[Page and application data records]
* * * * * * *

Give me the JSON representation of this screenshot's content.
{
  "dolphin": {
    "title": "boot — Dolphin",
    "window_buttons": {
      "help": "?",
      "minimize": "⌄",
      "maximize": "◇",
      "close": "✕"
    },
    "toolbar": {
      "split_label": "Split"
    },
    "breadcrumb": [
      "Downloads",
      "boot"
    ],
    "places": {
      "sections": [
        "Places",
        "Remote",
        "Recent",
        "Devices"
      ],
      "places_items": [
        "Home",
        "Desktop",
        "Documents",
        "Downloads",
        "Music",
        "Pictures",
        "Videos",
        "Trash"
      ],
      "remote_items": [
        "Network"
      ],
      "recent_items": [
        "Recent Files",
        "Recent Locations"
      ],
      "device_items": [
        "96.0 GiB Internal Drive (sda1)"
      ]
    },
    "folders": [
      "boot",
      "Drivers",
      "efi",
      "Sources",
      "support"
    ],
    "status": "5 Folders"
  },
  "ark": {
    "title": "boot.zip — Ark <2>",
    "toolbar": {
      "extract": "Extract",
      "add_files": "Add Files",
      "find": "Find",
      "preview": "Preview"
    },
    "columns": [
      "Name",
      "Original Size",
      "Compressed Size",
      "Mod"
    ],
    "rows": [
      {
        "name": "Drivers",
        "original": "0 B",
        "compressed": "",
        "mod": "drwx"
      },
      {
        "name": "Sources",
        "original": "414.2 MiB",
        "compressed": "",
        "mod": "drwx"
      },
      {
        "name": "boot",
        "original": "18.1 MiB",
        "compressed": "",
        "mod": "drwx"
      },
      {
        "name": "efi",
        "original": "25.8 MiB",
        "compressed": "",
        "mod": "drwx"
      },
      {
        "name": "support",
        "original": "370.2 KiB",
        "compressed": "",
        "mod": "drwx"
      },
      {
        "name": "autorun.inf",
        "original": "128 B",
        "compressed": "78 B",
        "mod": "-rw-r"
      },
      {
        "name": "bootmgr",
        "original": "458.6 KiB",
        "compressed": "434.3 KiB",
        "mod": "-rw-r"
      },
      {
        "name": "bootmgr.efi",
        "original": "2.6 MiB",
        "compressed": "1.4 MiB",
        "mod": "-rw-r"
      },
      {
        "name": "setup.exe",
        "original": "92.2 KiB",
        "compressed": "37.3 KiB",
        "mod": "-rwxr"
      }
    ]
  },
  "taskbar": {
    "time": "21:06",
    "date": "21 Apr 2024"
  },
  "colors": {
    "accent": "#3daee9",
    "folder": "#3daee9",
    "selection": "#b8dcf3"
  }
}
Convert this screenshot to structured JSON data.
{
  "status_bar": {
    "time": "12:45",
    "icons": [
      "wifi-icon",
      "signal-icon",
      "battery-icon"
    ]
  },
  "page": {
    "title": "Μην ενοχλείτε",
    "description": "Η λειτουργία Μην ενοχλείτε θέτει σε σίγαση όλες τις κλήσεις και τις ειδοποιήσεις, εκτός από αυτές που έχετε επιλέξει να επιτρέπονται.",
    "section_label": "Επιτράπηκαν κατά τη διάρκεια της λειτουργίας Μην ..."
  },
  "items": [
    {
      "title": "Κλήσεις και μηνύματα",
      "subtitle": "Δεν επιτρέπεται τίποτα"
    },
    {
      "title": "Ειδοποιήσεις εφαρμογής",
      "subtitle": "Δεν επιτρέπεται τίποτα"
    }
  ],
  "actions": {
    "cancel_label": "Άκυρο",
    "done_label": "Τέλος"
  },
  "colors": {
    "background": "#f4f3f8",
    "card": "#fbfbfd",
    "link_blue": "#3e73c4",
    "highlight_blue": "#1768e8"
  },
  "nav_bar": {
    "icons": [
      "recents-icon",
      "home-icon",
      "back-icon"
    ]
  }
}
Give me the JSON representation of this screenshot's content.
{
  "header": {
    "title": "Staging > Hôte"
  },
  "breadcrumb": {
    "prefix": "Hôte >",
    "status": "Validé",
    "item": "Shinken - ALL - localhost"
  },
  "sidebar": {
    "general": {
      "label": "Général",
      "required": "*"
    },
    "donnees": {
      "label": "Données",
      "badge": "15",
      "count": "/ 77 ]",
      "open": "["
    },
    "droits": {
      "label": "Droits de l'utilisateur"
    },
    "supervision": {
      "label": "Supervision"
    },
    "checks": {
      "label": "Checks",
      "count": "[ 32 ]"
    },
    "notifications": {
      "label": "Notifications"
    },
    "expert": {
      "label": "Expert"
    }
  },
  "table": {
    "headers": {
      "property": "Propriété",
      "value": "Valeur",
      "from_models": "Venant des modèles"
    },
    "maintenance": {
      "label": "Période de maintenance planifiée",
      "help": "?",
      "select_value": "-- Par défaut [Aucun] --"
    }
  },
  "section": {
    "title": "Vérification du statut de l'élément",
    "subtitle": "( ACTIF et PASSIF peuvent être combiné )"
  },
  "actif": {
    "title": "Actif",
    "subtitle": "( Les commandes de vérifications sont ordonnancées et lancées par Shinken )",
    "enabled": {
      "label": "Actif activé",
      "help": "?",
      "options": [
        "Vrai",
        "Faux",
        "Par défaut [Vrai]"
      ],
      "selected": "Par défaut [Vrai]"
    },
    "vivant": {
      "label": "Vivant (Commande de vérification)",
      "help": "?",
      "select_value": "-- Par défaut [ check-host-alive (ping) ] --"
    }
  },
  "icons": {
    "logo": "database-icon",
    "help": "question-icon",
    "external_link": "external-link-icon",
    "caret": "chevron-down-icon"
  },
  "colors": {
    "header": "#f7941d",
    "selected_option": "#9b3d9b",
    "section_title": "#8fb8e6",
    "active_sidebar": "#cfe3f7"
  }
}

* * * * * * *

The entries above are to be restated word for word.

§ **Answer to this task**:
Give me the JSON representation of this screenshot's content.
{
  "dolphin": {
    "title": "boot — Dolphin",
    "window_buttons": {
      "help": "?",
      "minimize": "⌄",
      "maximize": "◇",
      "close": "✕"
    },
    "toolbar": {
      "split_label": "Split"
    },
    "breadcrumb": [
      "Downloads",
      "boot"
    ],
    "places": {
      "sections": [
        "Places",
        "Remote",
        "Recent",
        "Devices"
      ],
      "places_items": [
        "Home",
        "Desktop",
        "Documents",
        "Downloads",
        "Music",
        "Pictures",
        "Videos",
        "Trash"
      ],
      "remote_items": [
        "Network"
      ],
      "recent_items": [
        "Recent Files",
        "Recent Locations"
      ],
      "device_items": [
        "96.0 GiB Internal Drive (sda1)"
      ]
    },
    "folders": [
      "boot",
      "Drivers",
      "efi",
      "Sources",
      "support"
    ],
    "status": "5 Folders"
  },
  "ark": {
    "title": "boot.zip — Ark <2>",
    "toolbar": {
      "extract": "Extract",
      "add_files": "Add Files",
      "find": "Find",
      "preview": "Preview"
    },
    "columns": [
      "Name",
      "Original Size",
      "Compressed Size",
      "Mod"
    ],
    "rows": [
      {
        "name": "Drivers",
        "original": "0 B",
        "compressed": "",
        "mod": "drwx"
      },
      {
        "name": "Sources",
        "original": "414.2 MiB",
        "compressed": "",
        "mod": "drwx"
      },
      {
        "name": "boot",
        "original": "18.1 MiB",
        "compressed": "",
        "mod": "drwx"
      },
      {
        "name": "efi",
        "original": "25.8 MiB",
        "compressed": "",
        "mod": "drwx"
      },
      {
        "name": "support",
        "original": "370.2 KiB",
        "compressed": "",
        "mod": "drwx"
      },
      {
        "name": "autorun.inf",
        "original": "128 B",
        "compressed": "78 B",
        "mod": "-rw-r"
      },
      {
        "name": "bootmgr",
        "original": "458.6 KiB",
        "compressed": "434.3 KiB",
        "mod": "-rw-r"
      },
      {
        "name": "bootmgr.efi",
        "original": "2.6 MiB",
        "compressed": "1.4 MiB",
        "mod": "-rw-r"
      },
      {
        "name": "setup.exe",
        "original": "92.2 KiB",
        "compressed": "37.3 KiB",
        "mod": "-rwxr"
      }
    ]
  },
  "taskbar": {
    "time": "21:06",
    "date": "21 Apr 2024"
  },
  "colors": {
    "accent": "#3daee9",
    "folder": "#3daee9",
    "selection": "#b8dcf3"
  }
}
Convert this screenshot to structured JSON data.
{
  "status_bar": {
    "time": "12:45",
    "icons": [
      "wifi-icon",
      "signal-icon",
      "battery-icon"
    ]
  },
  "page": {
    "title": "Μην ενοχλείτε",
    "description": "Η λειτουργία Μην ενοχλείτε θέτει σε σίγαση όλες τις κλήσεις και τις ειδοποιήσεις, εκτός από αυτές που έχετε επιλέξει να επιτρέπονται.",
    "section_label": "Επιτράπηκαν κατά τη διάρκεια της λειτουργίας Μην ..."
  },
  "items": [
    {
      "title": "Κλήσεις και μηνύματα",
      "subtitle": "Δεν επιτρέπεται τίποτα"
    },
    {
      "title": "Ειδοποιήσεις εφαρμογής",
      "subtitle": "Δεν επιτρέπεται τίποτα"
    }
  ],
  "actions": {
    "cancel_label": "Άκυρο",
    "done_label": "Τέλος"
  },
  "colors": {
    "background": "#f4f3f8",
    "card": "#fbfbfd",
    "link_blue": "#3e73c4",
    "highlight_blue": "#1768e8"
  },
  "nav_bar": {
    "icons": [
      "recents-icon",
      "home-icon",
      "back-icon"
    ]
  }
}
Give me the JSON representation of this screenshot's content.
{
  "header": {
    "title": "Staging > Hôte"
  },
  "breadcrumb": {
    "prefix": "Hôte >",
    "status": "Validé",
    "item": "Shinken - ALL - localhost"
  },
  "sidebar": {
    "general": {
      "label": "Général",
      "required": "*"
    },
    "donnees": {
      "label": "Données",
      "badge": "15",
      "count": "/ 77 ]",
      "open": "["
    },
    "droits": {
      "label": "Droits de l'utilisateur"
    },
    "supervision": {
      "label": "Supervision"
    },
    "checks": {
      "label": "Checks",
      "count": "[ 32 ]"
    },
    "notifications": {
      "label": "Notifications"
    },
    "expert": {
      "label": "Expert"
    }
  },
  "table": {
    "headers": {
      "property": "Propriété",
      "value": "Valeur",
      "from_models": "Venant des modèles"
    },
    "maintenance": {
      "label": "Période de maintenance planifiée",
      "help": "?",
      "select_value": "-- Par défaut [Aucun] --"
    }
  },
  "section": {
    "title": "Vérification du statut de l'élément",
    "subtitle": "( ACTIF et PASSIF peuvent être combiné )"
  },
  "actif": {
    "title": "Actif",
    "subtitle": "( Les commandes de vérifications sont ordonnancées et lancées par Shinken )",
    "enabled": {
      "label": "Actif activé",
      "help": "?",
      "options": [
        "Vrai",
        "Faux",
        "Par défaut [Vrai]"
      ],
      "selected": "Par défaut [Vrai]"
    },
    "vivant": {
      "label": "Vivant (Commande de vérification)",
      "help": "?",
      "select_value": "-- Par défaut [ check-host-alive (ping) ] --"
    }
  },
  "icons": {
    "logo": "database-icon",
    "help": "question-icon",
    "external_link": "external-link-icon",
    "caret": "chevron-down-icon"
  },
  "colors": {
    "header": "#f7941d",
    "selected_option": "#9b3d9b",
    "section_title": "#8fb8e6",
    "active_sidebar": "#cfe3f7"
  }
}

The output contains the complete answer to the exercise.